Work instructions | Using the listing below, please gather every line containing the word "Entrepreneur".

Materials provided |
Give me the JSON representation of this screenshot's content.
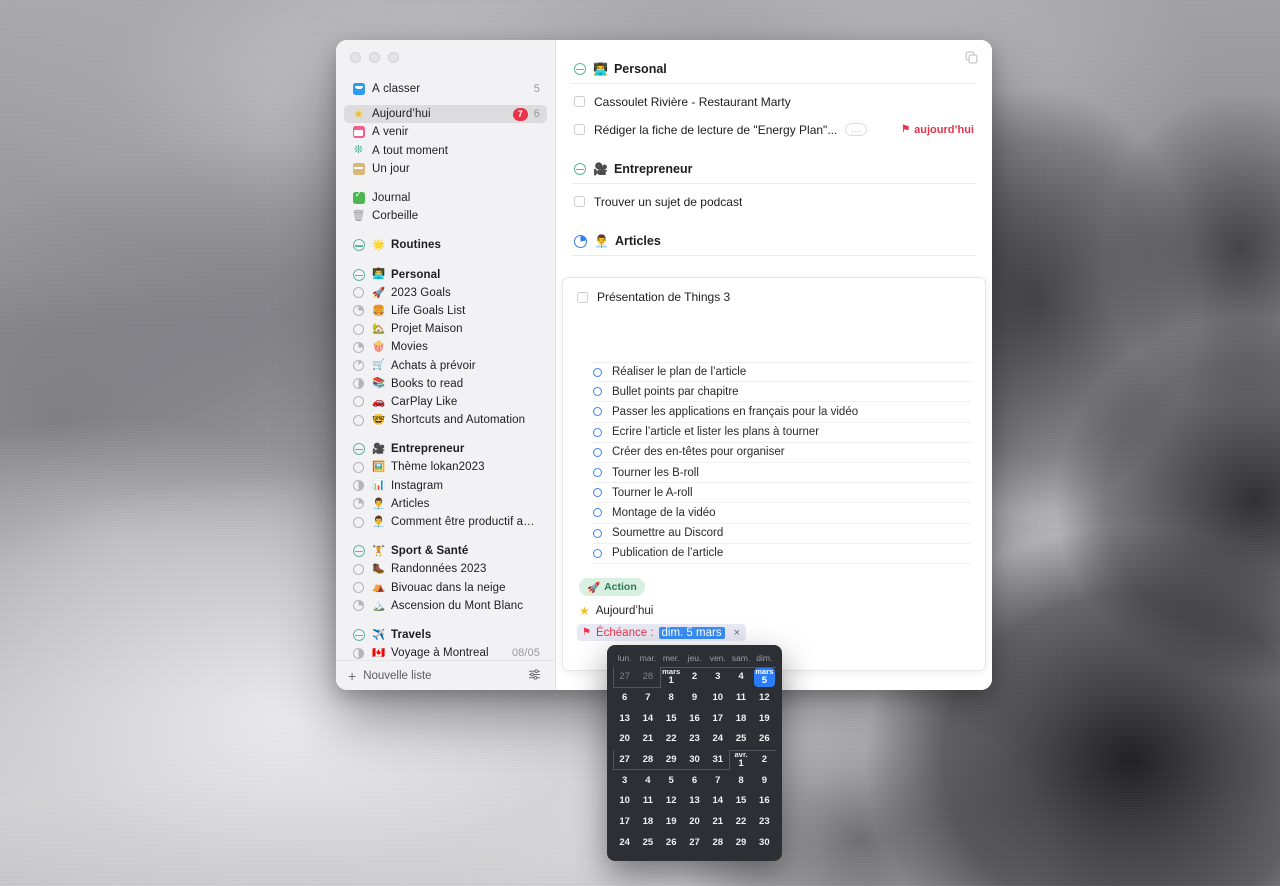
{
  "window": {
    "traffic_lights": [
      "close",
      "minimize",
      "zoom"
    ],
    "duplicate_icon": "duplicate-icon"
  },
  "sidebar": {
    "smart_lists": [
      {
        "icon": "inbox-icon",
        "label": "À classer",
        "count": "5"
      },
      {
        "icon": "star-icon",
        "label": "Aujourd’hui",
        "badge": "7",
        "count": "6",
        "selected": true
      },
      {
        "icon": "calendar-icon",
        "label": "À venir"
      },
      {
        "icon": "layers-icon",
        "label": "À tout moment"
      },
      {
        "icon": "someday-icon",
        "label": "Un jour"
      }
    ],
    "utility_lists": [
      {
        "icon": "journal-icon",
        "label": "Journal"
      },
      {
        "icon": "trash-icon",
        "label": "Corbeille"
      }
    ],
    "areas": [
      {
        "emoji": "🌟",
        "label": "Routines",
        "projects": []
      },
      {
        "emoji": "👨‍💻",
        "label": "Personal",
        "projects": [
          {
            "progress": "p0",
            "emoji": "🚀",
            "label": "2023 Goals"
          },
          {
            "progress": "p25",
            "emoji": "🍔",
            "label": "Life Goals List"
          },
          {
            "progress": "p0",
            "emoji": "🏡",
            "label": "Projet Maison"
          },
          {
            "progress": "p25",
            "emoji": "🍿",
            "label": "Movies"
          },
          {
            "progress": "p12",
            "emoji": "🛒",
            "label": "Achats à prévoir"
          },
          {
            "progress": "p50",
            "emoji": "📚",
            "label": "Books to read"
          },
          {
            "progress": "p0",
            "emoji": "🚗",
            "label": "CarPlay Like"
          },
          {
            "progress": "p0",
            "emoji": "🤓",
            "label": "Shortcuts and Automation"
          }
        ]
      },
      {
        "emoji": "🎥",
        "label": "Entrepreneur",
        "projects": [
          {
            "progress": "p0",
            "emoji": "🖼️",
            "label": "Thème lokan2023"
          },
          {
            "progress": "p50",
            "emoji": "📊",
            "label": "Instagram"
          },
          {
            "progress": "p25",
            "emoji": "👨‍💼",
            "label": "Articles"
          },
          {
            "progress": "p0",
            "emoji": "👨‍💼",
            "label": "Comment être productif avec..."
          }
        ]
      },
      {
        "emoji": "🏋️",
        "label": "Sport & Santé",
        "projects": [
          {
            "progress": "p0",
            "emoji": "🥾",
            "label": "Randonnées 2023"
          },
          {
            "progress": "p0",
            "emoji": "⛺",
            "label": "Bivouac dans la neige"
          },
          {
            "progress": "p25",
            "emoji": "🏔️",
            "label": "Ascension du Mont Blanc"
          }
        ]
      },
      {
        "emoji": "✈️",
        "label": "Travels",
        "projects": [
          {
            "progress": "p50",
            "emoji": "🇨🇦",
            "label": "Voyage à Montreal",
            "date": "08/05"
          }
        ]
      }
    ],
    "footer": {
      "new_list_label": "Nouvelle liste",
      "plus_icon": "plus-icon",
      "settings_icon": "sliders-icon"
    }
  },
  "main": {
    "groups": [
      {
        "icon": "area-icon",
        "emoji": "👨‍💻",
        "title": "Personal",
        "todos": [
          {
            "label": "Cassoulet Rivière - Restaurant Marty"
          },
          {
            "label": "Rédiger la fiche de lecture de \"Energy Plan\"...",
            "notes": "...",
            "due": "aujourd’hui",
            "flag": "deadline-flag-icon"
          }
        ]
      },
      {
        "icon": "area-icon",
        "emoji": "🎥",
        "title": "Entrepreneur",
        "todos": [
          {
            "label": "Trouver un sujet de podcast"
          }
        ]
      },
      {
        "icon": "project-pie-icon",
        "emoji": "👨‍💼",
        "title": "Articles",
        "todos": []
      }
    ],
    "task_card": {
      "title": "Présentation de Things 3",
      "checklist": [
        "Réaliser le plan de l’article",
        "Bullet points par chapitre",
        "Passer les applications en français pour la vidéo",
        "Ecrire l’article et lister les plans à tourner",
        "Créer des en-têtes pour organiser",
        "Tourner les B-roll",
        "Tourner le A-roll",
        "Montage de la vidéo",
        "Soumettre au Discord",
        "Publication de l’article"
      ],
      "tag": {
        "emoji": "🚀",
        "label": "Action"
      },
      "when": {
        "icon": "star-icon",
        "label": "Aujourd’hui"
      },
      "deadline": {
        "flag_icon": "deadline-flag-icon",
        "label": "Échéance :",
        "value": "dim. 5 mars",
        "clear_icon": "×"
      }
    }
  },
  "calendar": {
    "weekday_headers": [
      "lun.",
      "mar.",
      "mer.",
      "jeu.",
      "ven.",
      "sam.",
      "dim."
    ],
    "selected": "mars 5",
    "weeks": [
      [
        {
          "d": "27",
          "dim": true
        },
        {
          "d": "28",
          "dim": true
        },
        {
          "d": "1",
          "month": "mars"
        },
        {
          "d": "2"
        },
        {
          "d": "3"
        },
        {
          "d": "4"
        },
        {
          "d": "5",
          "month": "mars",
          "selected": true
        }
      ],
      [
        {
          "d": "6"
        },
        {
          "d": "7"
        },
        {
          "d": "8"
        },
        {
          "d": "9"
        },
        {
          "d": "10"
        },
        {
          "d": "11"
        },
        {
          "d": "12"
        }
      ],
      [
        {
          "d": "13"
        },
        {
          "d": "14"
        },
        {
          "d": "15"
        },
        {
          "d": "16"
        },
        {
          "d": "17"
        },
        {
          "d": "18"
        },
        {
          "d": "19"
        }
      ],
      [
        {
          "d": "20"
        },
        {
          "d": "21"
        },
        {
          "d": "22"
        },
        {
          "d": "23"
        },
        {
          "d": "24"
        },
        {
          "d": "25"
        },
        {
          "d": "26"
        }
      ],
      [
        {
          "d": "27"
        },
        {
          "d": "28"
        },
        {
          "d": "29"
        },
        {
          "d": "30"
        },
        {
          "d": "31"
        },
        {
          "d": "1",
          "month": "avr."
        },
        {
          "d": "2"
        }
      ],
      [
        {
          "d": "3"
        },
        {
          "d": "4"
        },
        {
          "d": "5"
        },
        {
          "d": "6"
        },
        {
          "d": "7"
        },
        {
          "d": "8"
        },
        {
          "d": "9"
        }
      ],
      [
        {
          "d": "10"
        },
        {
          "d": "11"
        },
        {
          "d": "12"
        },
        {
          "d": "13"
        },
        {
          "d": "14"
        },
        {
          "d": "15"
        },
        {
          "d": "16"
        }
      ],
      [
        {
          "d": "17"
        },
        {
          "d": "18"
        },
        {
          "d": "19"
        },
        {
          "d": "20"
        },
        {
          "d": "21"
        },
        {
          "d": "22"
        },
        {
          "d": "23"
        }
      ],
      [
        {
          "d": "24"
        },
        {
          "d": "25"
        },
        {
          "d": "26"
        },
        {
          "d": "27"
        },
        {
          "d": "28"
        },
        {
          "d": "29"
        },
        {
          "d": "30"
        }
      ]
    ]
  },
  "colors": {
    "accent_blue": "#2a7cf7",
    "badge_red": "#e8334a",
    "tag_green_bg": "#d7f0e2",
    "tag_green_fg": "#2f7a56",
    "sidebar_bg": "#f2f2f4",
    "calendar_bg": "#2c2f33"
  }
}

Your response |
        "label": "Entrepreneur",
        "title": "Entrepreneur",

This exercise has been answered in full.